Farmers in Nebraska, Colorado, Kansas , and the Texas panhandle produce about 1/6 of the world’s grain. The single greatest source of ground water the High Plains Aquifer provides the moisture for all that growth. However, a group of researchers has found that after more than 50 yrs of ground water pumping long segments of rivers are drying up and the collapse of large stream fishes. If pumping practices are not changed more rivers will be under pressure.

What is important to note that what is being seen here has implications for watersheds around the world. Irrigation accounts for 90% of the water use globally..local and regional aquifers are drying up. 

 

Essentially , over time we are drying up the land…at some point a wall will be hit. Future generations may lose the ability to work the land , grow crops, water the animals, lose trees and grass and so on. 

Reusable water bottles have more bacteria than dog toys.

Water bottles

Refilling your water bottle we think is a good way to save money, be eco- conscious , and help you be healthy. Nope, not exactly.

A new study has found that refillable water bottles can harbor more bacteria than your dog’s toys.

4 different water bottles were tested by athletes for 1 week. The average athlete’s water bottle contained 313,499 CFU( colony forming units of bacteria) The dogs toys tested had 2937 CFU.

The type of bottle plays a role as well. Slide top bottles had the worst rating with 933,340 CFU’s. Straw top bottles were best at 29.4 CFU. Screw top had some 160,000 CFU, while a squeeze top had 161,971 CFU.

Interestingly the slide top had the most bacteria by far , but the type of bacteria in the squeeze top was more harmful. Over 60% of the bacteria found on the water bottles could make you sick.

So what to choose…
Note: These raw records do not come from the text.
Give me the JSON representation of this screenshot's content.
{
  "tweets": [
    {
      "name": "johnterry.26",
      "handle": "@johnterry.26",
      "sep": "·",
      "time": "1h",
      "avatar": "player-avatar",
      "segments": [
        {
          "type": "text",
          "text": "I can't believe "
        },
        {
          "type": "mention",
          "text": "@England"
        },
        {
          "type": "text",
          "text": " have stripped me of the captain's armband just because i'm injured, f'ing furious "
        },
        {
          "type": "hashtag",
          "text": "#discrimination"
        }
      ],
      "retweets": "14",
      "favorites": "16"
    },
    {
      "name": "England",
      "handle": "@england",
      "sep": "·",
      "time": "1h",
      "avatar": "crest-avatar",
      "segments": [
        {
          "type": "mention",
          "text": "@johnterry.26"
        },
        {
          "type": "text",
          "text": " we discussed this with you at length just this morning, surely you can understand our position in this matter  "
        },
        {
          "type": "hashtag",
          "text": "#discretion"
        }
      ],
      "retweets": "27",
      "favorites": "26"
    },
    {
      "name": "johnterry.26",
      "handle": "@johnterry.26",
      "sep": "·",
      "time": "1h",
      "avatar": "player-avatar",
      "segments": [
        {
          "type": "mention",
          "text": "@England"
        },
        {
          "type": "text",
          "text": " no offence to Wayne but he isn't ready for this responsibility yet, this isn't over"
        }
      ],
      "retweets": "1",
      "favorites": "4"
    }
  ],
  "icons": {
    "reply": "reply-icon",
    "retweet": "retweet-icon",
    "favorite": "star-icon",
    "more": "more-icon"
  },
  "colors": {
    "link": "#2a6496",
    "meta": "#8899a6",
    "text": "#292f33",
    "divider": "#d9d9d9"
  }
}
The recommendation is the straw top bottle, with the fewest germs, most being non harmful and naturally occurring. The research also points to choosing stainless steel over plastic. Don’t let your water bottle remain half full and sit at the bottom of your gym bag or in the car for a period of time. Do wash your bottle in the dishwasher, or wash in a soapy, or bleach solution after each use.